**PROBLEM STATEMENT:**
Find how many lines in the material below hold the word "name". Reply with that figure alone.

---------- DATA FOR ANALYSIS ----------

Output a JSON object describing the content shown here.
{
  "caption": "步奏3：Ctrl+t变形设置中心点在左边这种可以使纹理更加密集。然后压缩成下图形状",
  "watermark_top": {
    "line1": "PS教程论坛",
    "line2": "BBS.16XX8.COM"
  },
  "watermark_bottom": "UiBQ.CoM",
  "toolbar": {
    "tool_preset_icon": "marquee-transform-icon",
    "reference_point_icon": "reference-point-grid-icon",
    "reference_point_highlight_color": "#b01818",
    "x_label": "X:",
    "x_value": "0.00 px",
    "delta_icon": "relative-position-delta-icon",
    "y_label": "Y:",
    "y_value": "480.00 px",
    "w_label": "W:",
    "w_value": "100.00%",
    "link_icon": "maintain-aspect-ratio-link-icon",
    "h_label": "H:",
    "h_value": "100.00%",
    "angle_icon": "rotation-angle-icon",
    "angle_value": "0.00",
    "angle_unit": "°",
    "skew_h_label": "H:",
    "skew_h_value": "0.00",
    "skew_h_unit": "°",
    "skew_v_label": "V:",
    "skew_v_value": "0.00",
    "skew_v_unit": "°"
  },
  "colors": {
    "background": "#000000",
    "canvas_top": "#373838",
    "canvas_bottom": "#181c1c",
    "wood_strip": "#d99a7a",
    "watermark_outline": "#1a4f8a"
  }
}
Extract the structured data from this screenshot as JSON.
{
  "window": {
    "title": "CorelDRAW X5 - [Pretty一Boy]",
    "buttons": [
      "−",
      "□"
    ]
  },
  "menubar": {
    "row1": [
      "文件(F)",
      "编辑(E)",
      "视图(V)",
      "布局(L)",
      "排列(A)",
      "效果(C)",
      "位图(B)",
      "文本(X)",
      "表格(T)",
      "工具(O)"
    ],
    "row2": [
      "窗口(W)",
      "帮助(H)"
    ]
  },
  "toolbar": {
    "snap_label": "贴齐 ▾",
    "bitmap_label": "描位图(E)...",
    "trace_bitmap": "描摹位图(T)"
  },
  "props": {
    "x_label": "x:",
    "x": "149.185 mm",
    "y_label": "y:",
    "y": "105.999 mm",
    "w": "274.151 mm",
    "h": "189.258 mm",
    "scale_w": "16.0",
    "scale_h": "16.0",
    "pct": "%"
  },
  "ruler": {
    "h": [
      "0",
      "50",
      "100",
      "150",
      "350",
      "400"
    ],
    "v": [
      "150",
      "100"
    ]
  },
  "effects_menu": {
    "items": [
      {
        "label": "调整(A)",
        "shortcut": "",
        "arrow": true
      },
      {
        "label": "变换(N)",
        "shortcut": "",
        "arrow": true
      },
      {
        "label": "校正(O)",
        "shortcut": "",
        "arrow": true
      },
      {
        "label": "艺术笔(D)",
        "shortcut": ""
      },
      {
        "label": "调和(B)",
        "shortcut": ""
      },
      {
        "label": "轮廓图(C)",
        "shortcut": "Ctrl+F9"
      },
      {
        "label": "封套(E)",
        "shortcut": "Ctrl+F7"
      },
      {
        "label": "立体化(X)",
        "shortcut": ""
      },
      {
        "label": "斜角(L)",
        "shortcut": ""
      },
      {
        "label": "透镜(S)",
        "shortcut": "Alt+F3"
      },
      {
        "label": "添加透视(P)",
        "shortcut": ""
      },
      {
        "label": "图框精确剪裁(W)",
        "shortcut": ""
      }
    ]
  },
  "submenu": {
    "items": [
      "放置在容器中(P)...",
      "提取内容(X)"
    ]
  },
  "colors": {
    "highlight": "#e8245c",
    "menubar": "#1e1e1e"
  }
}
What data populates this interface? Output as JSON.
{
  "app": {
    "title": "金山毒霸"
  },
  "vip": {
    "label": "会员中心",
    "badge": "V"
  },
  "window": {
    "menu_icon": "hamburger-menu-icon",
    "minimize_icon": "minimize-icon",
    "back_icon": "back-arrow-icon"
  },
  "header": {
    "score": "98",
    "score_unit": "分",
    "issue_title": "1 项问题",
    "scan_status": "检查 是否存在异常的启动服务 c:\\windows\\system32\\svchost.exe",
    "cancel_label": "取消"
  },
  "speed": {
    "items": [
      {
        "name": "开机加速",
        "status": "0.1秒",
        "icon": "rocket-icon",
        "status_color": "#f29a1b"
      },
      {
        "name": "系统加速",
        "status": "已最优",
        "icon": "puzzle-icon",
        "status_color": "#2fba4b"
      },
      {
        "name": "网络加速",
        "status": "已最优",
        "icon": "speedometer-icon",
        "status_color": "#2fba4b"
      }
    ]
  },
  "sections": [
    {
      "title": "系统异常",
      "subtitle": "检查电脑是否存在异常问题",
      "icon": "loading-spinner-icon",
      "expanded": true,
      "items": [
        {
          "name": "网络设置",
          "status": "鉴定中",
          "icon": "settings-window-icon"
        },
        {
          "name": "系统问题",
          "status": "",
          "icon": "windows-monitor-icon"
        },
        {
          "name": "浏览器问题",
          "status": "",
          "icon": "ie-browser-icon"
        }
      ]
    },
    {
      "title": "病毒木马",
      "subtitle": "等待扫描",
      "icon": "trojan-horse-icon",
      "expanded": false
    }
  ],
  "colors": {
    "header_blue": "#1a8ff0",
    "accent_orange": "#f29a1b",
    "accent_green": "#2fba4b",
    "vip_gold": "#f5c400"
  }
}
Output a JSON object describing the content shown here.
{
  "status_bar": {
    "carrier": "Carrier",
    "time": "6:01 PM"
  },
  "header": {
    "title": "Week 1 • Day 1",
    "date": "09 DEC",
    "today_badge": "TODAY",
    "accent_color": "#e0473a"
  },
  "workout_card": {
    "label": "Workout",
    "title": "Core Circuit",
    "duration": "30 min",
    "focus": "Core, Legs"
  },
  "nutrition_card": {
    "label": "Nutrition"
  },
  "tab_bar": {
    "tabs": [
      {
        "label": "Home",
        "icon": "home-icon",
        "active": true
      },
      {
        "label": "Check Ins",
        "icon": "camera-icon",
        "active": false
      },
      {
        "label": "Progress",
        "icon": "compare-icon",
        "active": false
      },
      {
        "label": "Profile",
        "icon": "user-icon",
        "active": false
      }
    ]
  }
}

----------

**SOLUTION TO THIS PROBLEM:**
6